_EXERCISE:_ Find every line below with the string "network" and pick it out.

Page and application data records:
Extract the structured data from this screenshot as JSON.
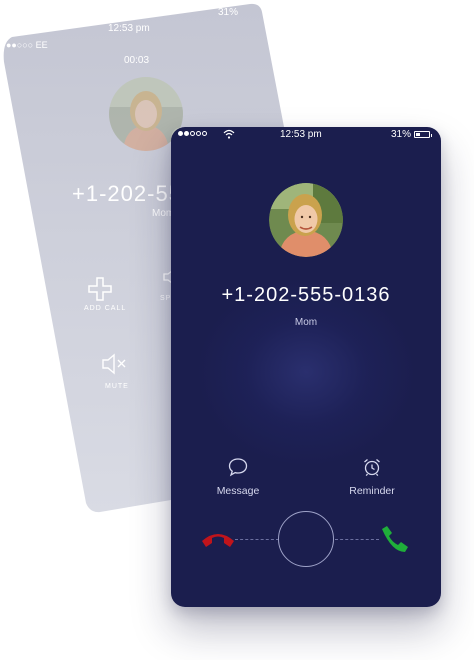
{
  "colors": {
    "front_background": "#1b1e4e",
    "back_background": "#c7c9d6",
    "decline": "#c0141b",
    "accept": "#1fae3a",
    "text": "#ffffff"
  },
  "back_screen": {
    "carrier": "●●○○○ EE",
    "time": "12:53 pm",
    "battery": "31%",
    "call_timer": "00:03",
    "caller_number": "+1-202-555",
    "caller_name": "Mom",
    "actions": [
      {
        "label": "ADD CALL",
        "icon": "plus-icon"
      },
      {
        "label": "SP",
        "icon": "speaker-icon"
      },
      {
        "label": "MUTE",
        "icon": "mute-icon"
      }
    ]
  },
  "front_screen": {
    "status_bar": {
      "time": "12:53 pm",
      "battery_text": "31%",
      "battery_level": 0.31,
      "signal_bars_filled": 2,
      "signal_bars_total": 5
    },
    "caller": {
      "number": "+1-202-555-0136",
      "name": "Mom"
    },
    "actions": {
      "message": {
        "label": "Message",
        "icon": "chat-bubble-icon"
      },
      "reminder": {
        "label": "Reminder",
        "icon": "alarm-clock-icon"
      }
    },
    "controls": {
      "decline_icon": "phone-hangup-icon",
      "accept_icon": "phone-icon"
    }
  }
}
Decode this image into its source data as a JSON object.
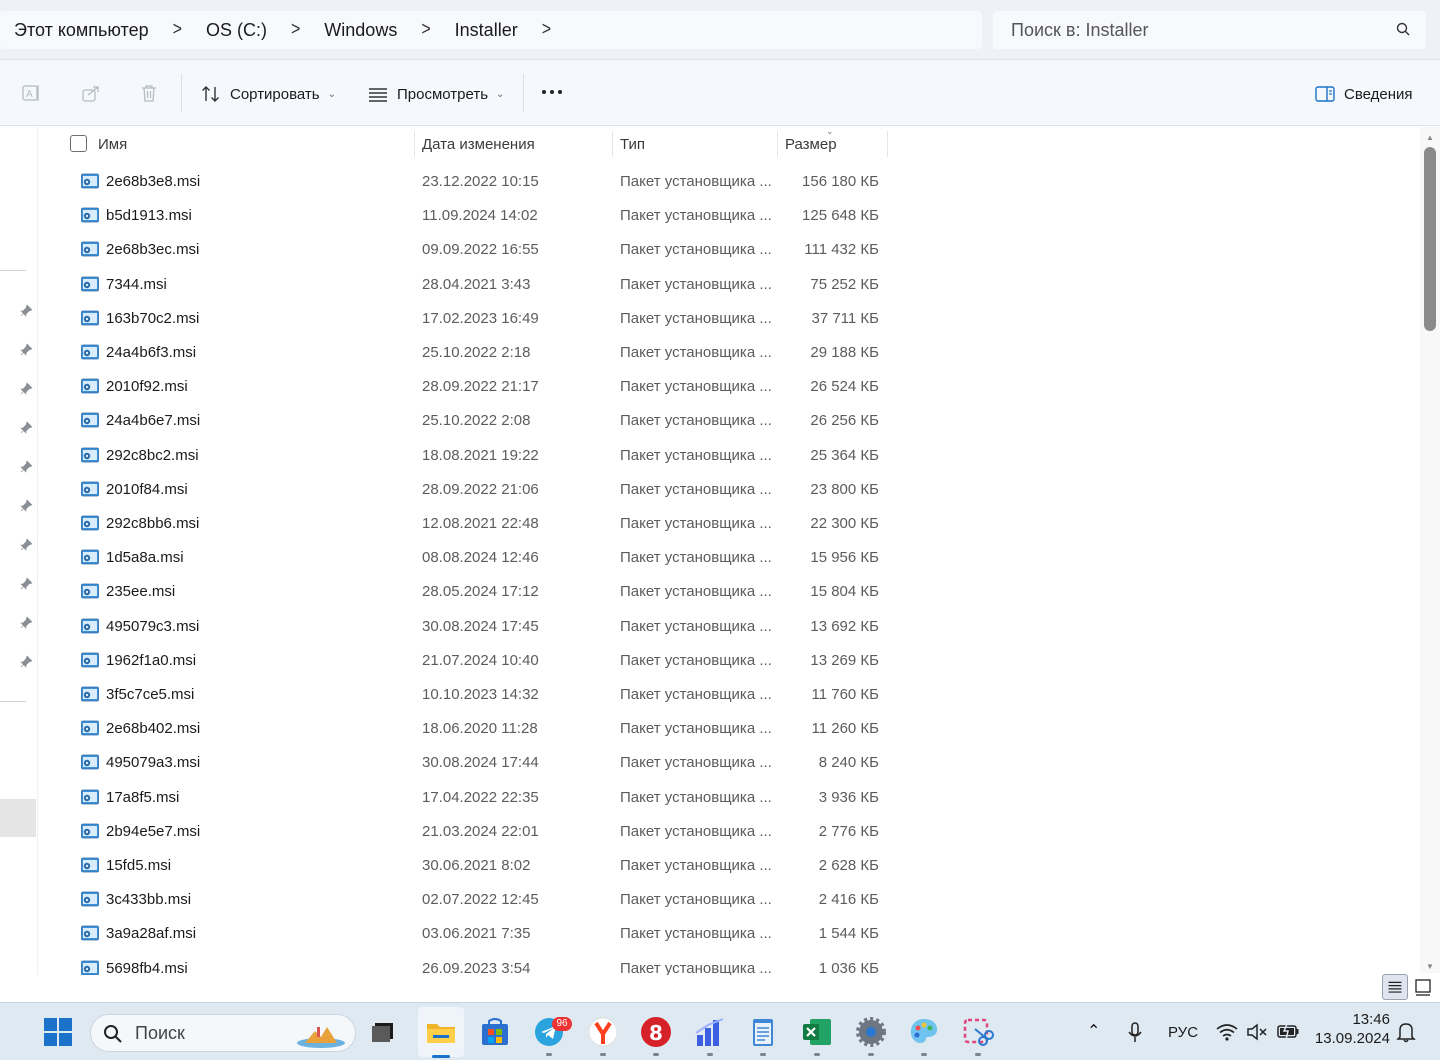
{
  "breadcrumb": {
    "items": [
      "Этот компьютер",
      "OS (C:)",
      "Windows",
      "Installer"
    ],
    "separator": ">"
  },
  "search": {
    "placeholder": "Поиск в: Installer"
  },
  "toolbar": {
    "sort_label": "Сортировать",
    "view_label": "Просмотреть",
    "details_label": "Сведения"
  },
  "columns": {
    "name": "Имя",
    "date": "Дата изменения",
    "type": "Тип",
    "size": "Размер"
  },
  "files": [
    {
      "name": "2e68b3e8.msi",
      "date": "23.12.2022 10:15",
      "type": "Пакет установщика ...",
      "size": "156 180 КБ"
    },
    {
      "name": "b5d1913.msi",
      "date": "11.09.2024 14:02",
      "type": "Пакет установщика ...",
      "size": "125 648 КБ"
    },
    {
      "name": "2e68b3ec.msi",
      "date": "09.09.2022 16:55",
      "type": "Пакет установщика ...",
      "size": "111 432 КБ"
    },
    {
      "name": "7344.msi",
      "date": "28.04.2021 3:43",
      "type": "Пакет установщика ...",
      "size": "75 252 КБ"
    },
    {
      "name": "163b70c2.msi",
      "date": "17.02.2023 16:49",
      "type": "Пакет установщика ...",
      "size": "37 711 КБ"
    },
    {
      "name": "24a4b6f3.msi",
      "date": "25.10.2022 2:18",
      "type": "Пакет установщика ...",
      "size": "29 188 КБ"
    },
    {
      "name": "2010f92.msi",
      "date": "28.09.2022 21:17",
      "type": "Пакет установщика ...",
      "size": "26 524 КБ"
    },
    {
      "name": "24a4b6e7.msi",
      "date": "25.10.2022 2:08",
      "type": "Пакет установщика ...",
      "size": "26 256 КБ"
    },
    {
      "name": "292c8bc2.msi",
      "date": "18.08.2021 19:22",
      "type": "Пакет установщика ...",
      "size": "25 364 КБ"
    },
    {
      "name": "2010f84.msi",
      "date": "28.09.2022 21:06",
      "type": "Пакет установщика ...",
      "size": "23 800 КБ"
    },
    {
      "name": "292c8bb6.msi",
      "date": "12.08.2021 22:48",
      "type": "Пакет установщика ...",
      "size": "22 300 КБ"
    },
    {
      "name": "1d5a8a.msi",
      "date": "08.08.2024 12:46",
      "type": "Пакет установщика ...",
      "size": "15 956 КБ"
    },
    {
      "name": "235ee.msi",
      "date": "28.05.2024 17:12",
      "type": "Пакет установщика ...",
      "size": "15 804 КБ"
    },
    {
      "name": "495079c3.msi",
      "date": "30.08.2024 17:45",
      "type": "Пакет установщика ...",
      "size": "13 692 КБ"
    },
    {
      "name": "1962f1a0.msi",
      "date": "21.07.2024 10:40",
      "type": "Пакет установщика ...",
      "size": "13 269 КБ"
    },
    {
      "name": "3f5c7ce5.msi",
      "date": "10.10.2023 14:32",
      "type": "Пакет установщика ...",
      "size": "11 760 КБ"
    },
    {
      "name": "2e68b402.msi",
      "date": "18.06.2020 11:28",
      "type": "Пакет установщика ...",
      "size": "11 260 КБ"
    },
    {
      "name": "495079a3.msi",
      "date": "30.08.2024 17:44",
      "type": "Пакет установщика ...",
      "size": "8 240 КБ"
    },
    {
      "name": "17a8f5.msi",
      "date": "17.04.2022 22:35",
      "type": "Пакет установщика ...",
      "size": "3 936 КБ"
    },
    {
      "name": "2b94e5e7.msi",
      "date": "21.03.2024 22:01",
      "type": "Пакет установщика ...",
      "size": "2 776 КБ"
    },
    {
      "name": "15fd5.msi",
      "date": "30.06.2021 8:02",
      "type": "Пакет установщика ...",
      "size": "2 628 КБ"
    },
    {
      "name": "3c433bb.msi",
      "date": "02.07.2022 12:45",
      "type": "Пакет установщика ...",
      "size": "2 416 КБ"
    },
    {
      "name": "3a9a28af.msi",
      "date": "03.06.2021 7:35",
      "type": "Пакет установщика ...",
      "size": "1 544 КБ"
    },
    {
      "name": "5698fb4.msi",
      "date": "26.09.2023 3:54",
      "type": "Пакет установщика ...",
      "size": "1 036 КБ"
    }
  ],
  "taskbar": {
    "search_label": "Поиск",
    "telegram_badge": "96",
    "language": "РУС",
    "time": "13:46",
    "date": "13.09.2024",
    "apps": [
      "start-icon",
      "task-view-icon",
      "file-explorer-icon",
      "store-icon",
      "telegram-icon",
      "yandex-browser-icon",
      "app-8-icon",
      "chart-app-icon",
      "notepad-icon",
      "excel-icon",
      "settings-icon",
      "paint-icon",
      "snipping-tool-icon"
    ]
  },
  "colors": {
    "accent": "#1a73c8",
    "chrome_bg": "#eef2f8",
    "taskbar_bg": "#dfe9f2"
  }
}
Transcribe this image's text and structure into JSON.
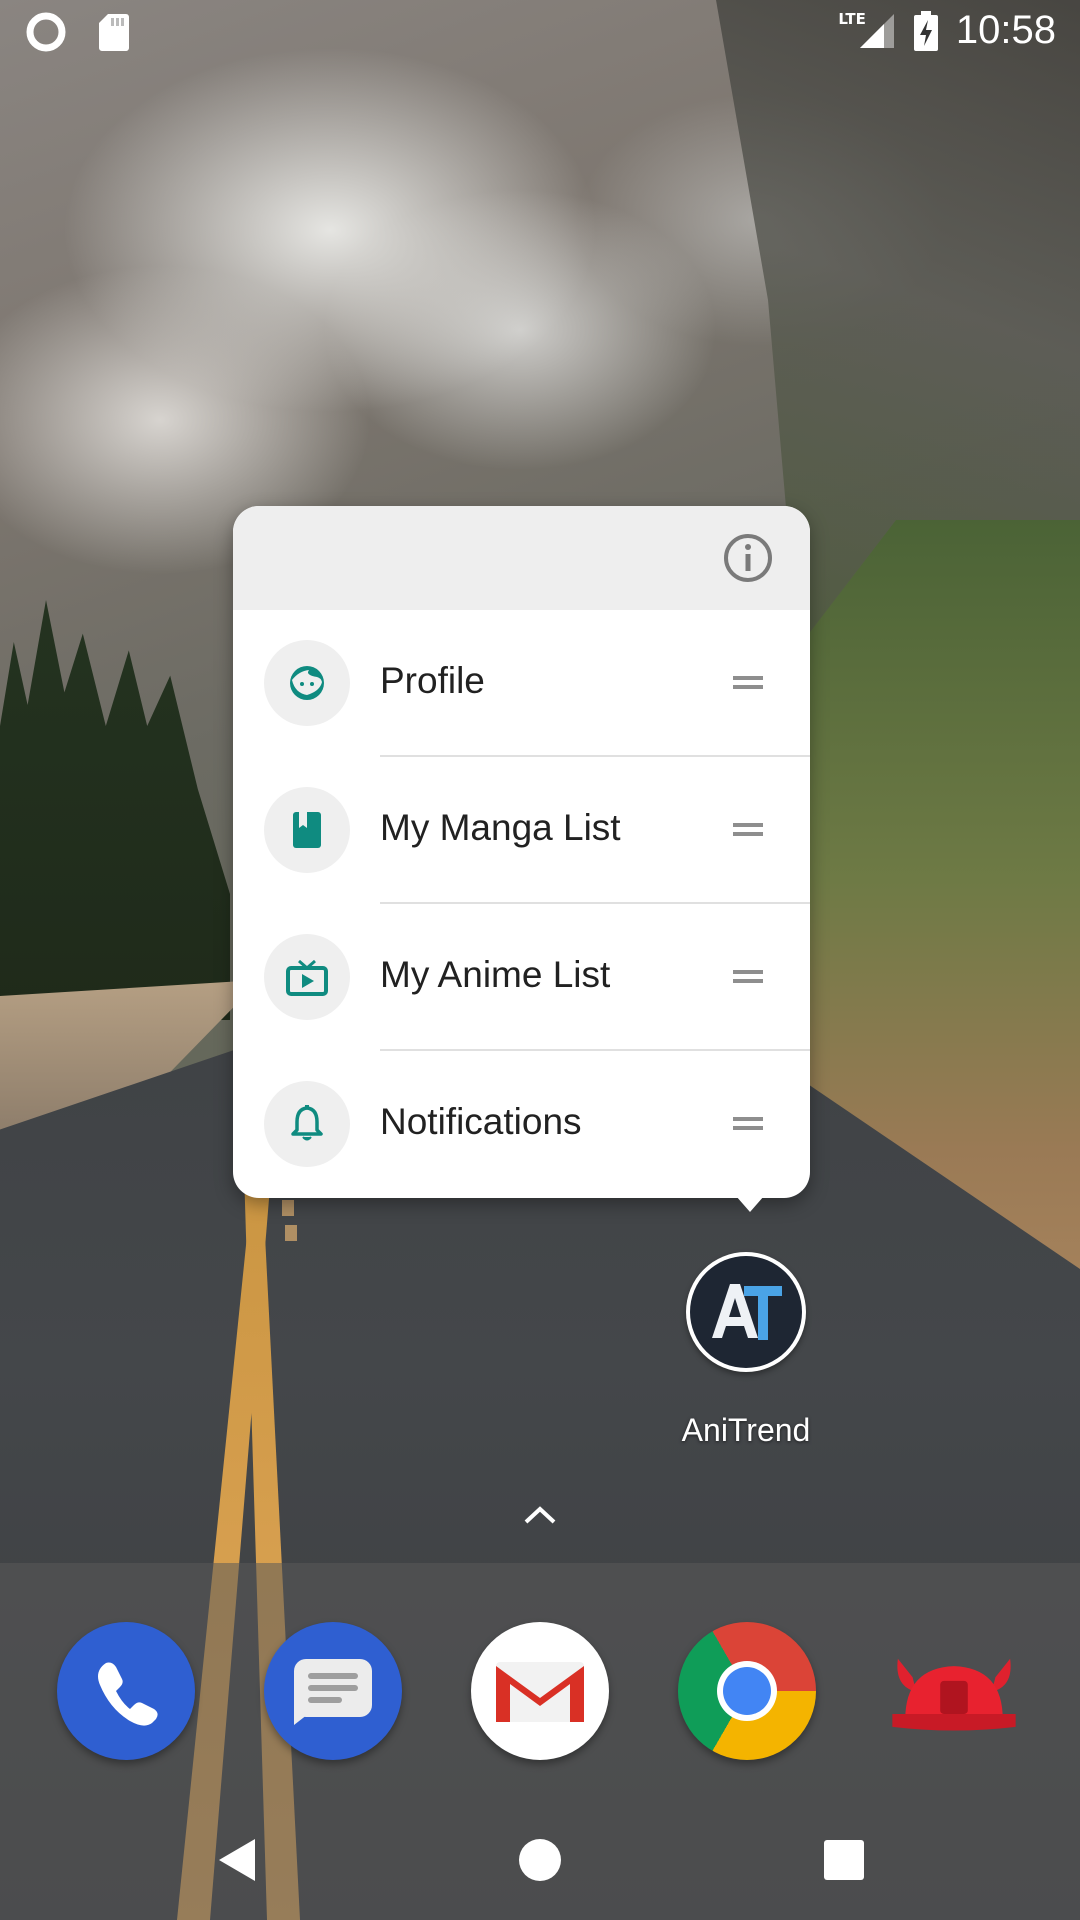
{
  "status_bar": {
    "time": "10:58",
    "network": "LTE",
    "left_icons": [
      "circle-notification-icon",
      "sd-card-icon"
    ],
    "right_icons": [
      "lte-signal-icon",
      "battery-charging-icon"
    ]
  },
  "shortcut_popup": {
    "header_icon": "info-icon",
    "items": [
      {
        "label": "Profile",
        "icon": "profile-face-icon"
      },
      {
        "label": "My Manga List",
        "icon": "book-icon"
      },
      {
        "label": "My Anime List",
        "icon": "tv-icon"
      },
      {
        "label": "Notifications",
        "icon": "bell-icon"
      }
    ],
    "accent_color": "#0f8b80"
  },
  "home": {
    "app_label": "AniTrend",
    "app_icon": "anitrend-icon",
    "app_drawer_hint": "chevron-up-icon"
  },
  "dock": {
    "apps": [
      "phone-icon",
      "messages-icon",
      "gmail-icon",
      "chrome-icon",
      "opera-max-icon"
    ]
  },
  "nav_bar": {
    "buttons": [
      "back-icon",
      "home-icon",
      "recents-icon"
    ]
  }
}
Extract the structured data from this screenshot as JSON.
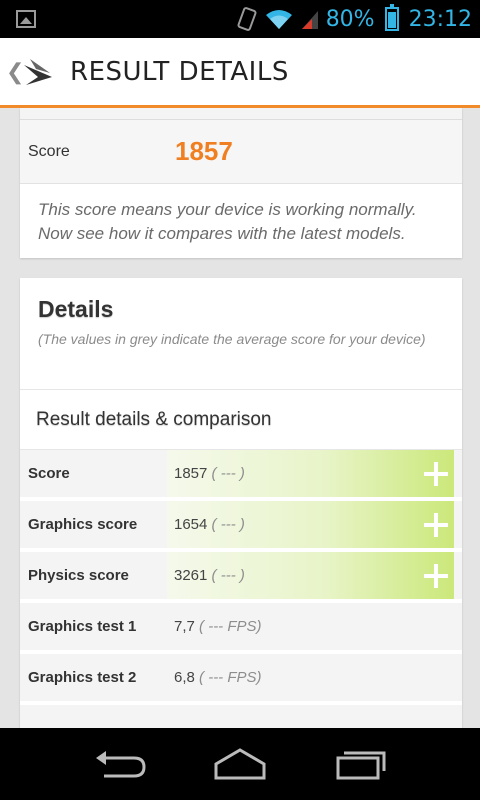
{
  "status_bar": {
    "battery_percent": "80%",
    "time": "23:12",
    "icons": [
      "image-icon",
      "vibrate-icon",
      "wifi-icon",
      "signal-icon",
      "battery-icon"
    ]
  },
  "action_bar": {
    "title": "RESULT DETAILS",
    "back_icon": "chevron-left-icon",
    "logo_icon": "3dmark-logo-icon"
  },
  "score_card": {
    "label": "Score",
    "value": "1857",
    "description": "This score means your device is working normally. Now see how it compares with the latest models."
  },
  "details_card": {
    "title": "Details",
    "subtitle": "(The values in grey indicate the average score for your device)",
    "section_title": "Result details & comparison",
    "rows": [
      {
        "label": "Score",
        "value": "1857",
        "avg": "( --- )",
        "expandable": true
      },
      {
        "label": "Graphics score",
        "value": "1654",
        "avg": "( --- )",
        "expandable": true
      },
      {
        "label": "Physics score",
        "value": "3261",
        "avg": "( --- )",
        "expandable": true
      },
      {
        "label": "Graphics test 1",
        "value": "7,7",
        "avg": "( --- FPS)",
        "expandable": false
      },
      {
        "label": "Graphics test 2",
        "value": "6,8",
        "avg": "( --- FPS)",
        "expandable": false
      }
    ]
  },
  "nav_bar": {
    "icons": [
      "back-icon",
      "home-icon",
      "recent-apps-icon"
    ]
  },
  "colors": {
    "accent_orange": "#f07f22",
    "status_blue": "#33b5e5",
    "highlight_green": "#cbe87a"
  }
}
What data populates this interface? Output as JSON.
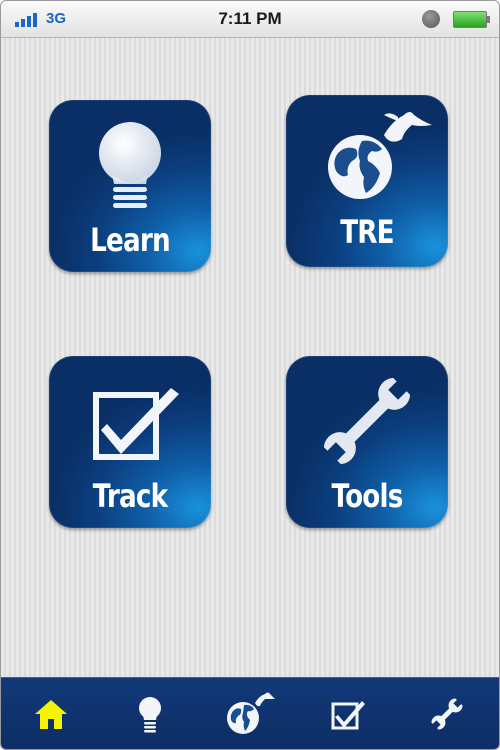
{
  "status_bar": {
    "network": "3G",
    "time": "7:11 PM"
  },
  "tiles": {
    "learn": {
      "label": "Learn",
      "icon": "lightbulb-icon"
    },
    "tre": {
      "label": "TRE",
      "icon": "globe-eagle-icon"
    },
    "track": {
      "label": "Track",
      "icon": "checkbox-icon"
    },
    "tools": {
      "label": "Tools",
      "icon": "wrench-icon"
    }
  },
  "tab_bar": {
    "items": [
      {
        "icon": "home-icon",
        "active": true
      },
      {
        "icon": "lightbulb-icon",
        "active": false
      },
      {
        "icon": "globe-eagle-icon",
        "active": false
      },
      {
        "icon": "checkbox-icon",
        "active": false
      },
      {
        "icon": "wrench-icon",
        "active": false
      }
    ]
  },
  "colors": {
    "tile_dark": "#0a2f66",
    "tile_light": "#1a92dc",
    "tab_bar": "#12397a",
    "tab_active": "#f5f500",
    "battery": "#2da11f",
    "network": "#1d67c4"
  }
}
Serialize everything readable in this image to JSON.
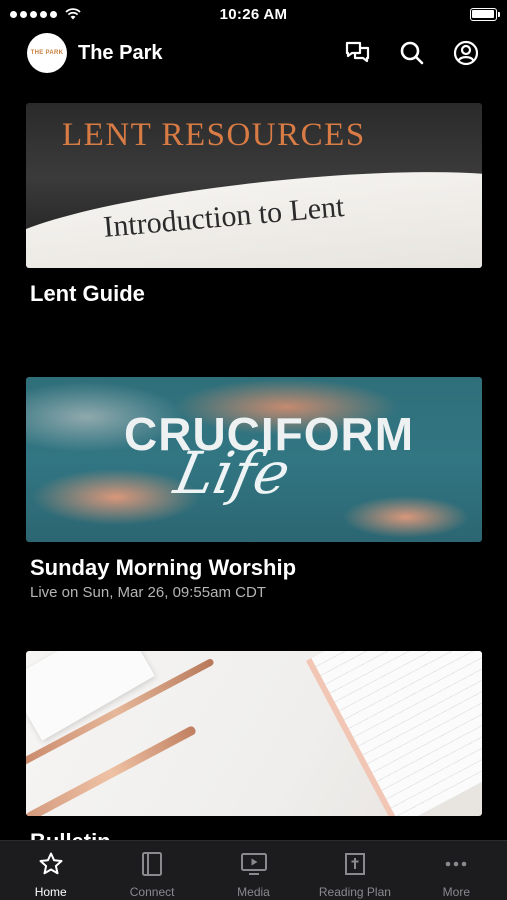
{
  "status_bar": {
    "time": "10:26 AM",
    "battery_level": 1.0
  },
  "header": {
    "title": "The Park",
    "logo_text": "THE PARK",
    "icons": [
      "chat-icon",
      "search-icon",
      "account-icon"
    ]
  },
  "cards": [
    {
      "title": "Lent Guide",
      "subtitle": "",
      "image": {
        "heading": "LENT RESOURCES",
        "body": "Introduction to Lent"
      }
    },
    {
      "title": "Sunday Morning Worship",
      "subtitle": "Live on Sun, Mar 26, 09:55am CDT",
      "image": {
        "heading": "CRUCIFORM",
        "script": "Life"
      }
    },
    {
      "title": "Bulletin",
      "subtitle": ""
    }
  ],
  "tabs": [
    {
      "label": "Home",
      "icon": "star-icon",
      "active": true
    },
    {
      "label": "Connect",
      "icon": "book-icon",
      "active": false
    },
    {
      "label": "Media",
      "icon": "tv-icon",
      "active": false
    },
    {
      "label": "Reading Plan",
      "icon": "bible-icon",
      "active": false
    },
    {
      "label": "More",
      "icon": "more-icon",
      "active": false
    }
  ],
  "colors": {
    "background": "#000000",
    "tab_bar": "#1c1c1e",
    "inactive_tab": "#8a8a8e",
    "subtitle": "#b5b5b5",
    "lent_accent": "#d87b44"
  }
}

_ANSWER SECTION:_
    "network": "LTE",
    "network": "3G",
    "network": "#1d67c4"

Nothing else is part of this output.